And maybe they’ll both call tomorrow.
DRUMS: Yamaha Absolute Maple (Sunburst)
22" x 18" Bass Drum
14" x 5.5" Ndugu Chancler Signature Snare Drum (white powdercoat)
12" x 8" Tom
13" x 9" Tom
14" x 14" Floor Tom
16" x 16" Floor Tom
14" Twenty Hi-Hat
18" Twenty Crash
20" Twenty Ride
22" 2002 Novo China
Ndugu Chancler also uses Yamaha hardware, Remo heads (Clear Emperor on batters, Clear Ambassador on resos, Coated Falams K series or Coated Emperor on snare, and Powerstroke 3 on kick), and Vic Firth American Classic 5A sticks. In solo contexts, he adds a stand with 10", 8", and 6" toms. He also plays a Yamaha Phoenix kit.
Ndugu Chancler is a great funk and jazz drummer with an enviable history of backing many of the world’s finest musicians. His pocket is always deep, and his grooves are always tasty and often quite creative. Here are a few examples of why so many greats chose him to add his funky and musical drumming to their records.
“Stormy Weather” by Frank Sinatra
For this version of a jazz standard, Chancler plays a tasty groove that suggests the one Buddy Harman played on Patsy Cline’s classic song “Crazy,” with its hi-hat pattern of 1 (&) ah 2 & ah 3 (&) ah 4 & ah. These are both great grooves that are very simple but so effective they should be in every drummer’s groove box.
“How Do You Keep The Music Playing” by James Ingram & Patti Austin
Ballads are all about the lyrics and vocals and this song proves Chancler’s skill at playing a supportive role while still adding just enough spice to keep this slow ballad rhythmically interesting. Check out the tasty 5-stroke roll hi-hat fill he uses in the first measure to set up the quiet rim-click groove. Later, at the chorus, he plays a syncopated descending tom fill and adds his snare on the backbeats to bring the intensity up a little.
“T Plays It Cool” by Marvin Gaye
Who needs a drum machine? A far better solution is to have a funky drummer lay down a funky four-bar groove for the engineer to make a tape loop and then overdub the rest of the musicians. Tape loop refers to the method of cutting a section the tape they’d want to loop, usually recorded at 30 ips (inches per second) that at this tempo would result in a piece of tape over 20' long, then tape the ends together and either loop it around a second tape machine or have an intern hold it with an empty tape spool to keep it off the floor. Ah, the glamour of interning! That’s the way they did it old-school before samplers and ProTools. The result of all this work is a great-feeling, very dynamic funk track.
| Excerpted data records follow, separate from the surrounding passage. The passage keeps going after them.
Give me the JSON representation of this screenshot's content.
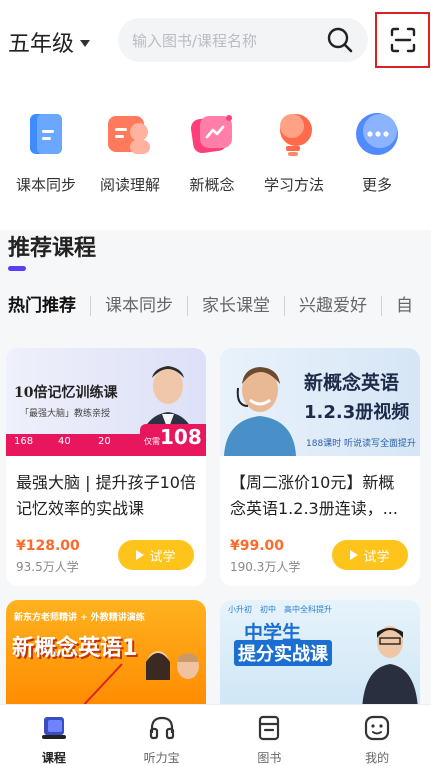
{
  "header": {
    "grade": "五年级",
    "search_placeholder": "输入图书/课程名称"
  },
  "categories": [
    {
      "label": "课本同步",
      "icon": "textbook-icon"
    },
    {
      "label": "阅读理解",
      "icon": "reading-icon"
    },
    {
      "label": "新概念",
      "icon": "new-concept-icon"
    },
    {
      "label": "学习方法",
      "icon": "study-method-icon"
    },
    {
      "label": "更多",
      "icon": "more-icon"
    }
  ],
  "recommend": {
    "title": "推荐课程",
    "tabs": [
      "热门推荐",
      "课本同步",
      "家长课堂",
      "兴趣爱好",
      "自"
    ]
  },
  "courses": [
    {
      "cover_title": "10倍记忆训练课",
      "cover_subtitle": "「最强大脑」教练亲授",
      "cover_stats": [
        "168",
        "40",
        "20"
      ],
      "cover_price": "108",
      "cover_price_label": "仅需",
      "title": "最强大脑 | 提升孩子10倍记忆效率的实战课",
      "price": "¥128.00",
      "learners": "93.5万人学",
      "button": "试学"
    },
    {
      "cover_title": "新概念英语",
      "cover_subtitle": "1.2.3册视频",
      "cover_tagline": "188课时 听说读写全面提升",
      "title": "【周二涨价10元】新概念英语1.2.3册连读，...",
      "price": "¥99.00",
      "learners": "190.3万人学",
      "button": "试学"
    }
  ],
  "courses_row2": [
    {
      "cover_title": "新概念英语1",
      "cover_top": "新东方老师精讲 + 外教精讲演练"
    },
    {
      "cover_title": "中学生",
      "cover_subtitle": "提分实战课",
      "cover_tags": [
        "小升初",
        "初中",
        "高中全科提升"
      ]
    }
  ],
  "nav": [
    {
      "label": "课程",
      "icon": "course-icon",
      "active": true
    },
    {
      "label": "听力宝",
      "icon": "headphones-icon",
      "active": false
    },
    {
      "label": "图书",
      "icon": "book-icon",
      "active": false
    },
    {
      "label": "我的",
      "icon": "profile-icon",
      "active": false
    }
  ],
  "colors": {
    "accent": "#5a3df5",
    "button": "#ffc41c",
    "price": "#ff6a2a",
    "highlight_box": "#e02020"
  }
}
“Up On It” by George Duke
This track has a high-energy Latin-influenced cadenza that shifts into a wild odd-time funk jam after the first minute. You can think of this funk groove as being in 17/8, but I chose to write it more simply as a measure of 4/4 (eight eighth-notes) and 9/8, since that’s the way it’s phrased. Chancler uses the 9/8 bar to improvise fills and grooves that are incredibly funky while making the most of the oddness of the meter. Warning: This music was performed by professional musicians in a recording studio. Attempting this sort of hazardous time signature could result in serious injury!
“Billie Jean” by Michael Jackson
The title of this blockbuster hit song was an amalgam of the many women who’d brought paternity suits against Michael and his brothers in the Jackson 5. Chancler plays alternating quarter-notes between his kick drum and snare and eighths on the hi-hat that are doubled with a cabasa after two measures. We have to wait over a minute for the first very minimal fill and even longer for the first crash. That’s how a master drummer can take the simplest pattern and steadily build tension. The groove may look simple on paper but it has enough musical magic to make the dead dance.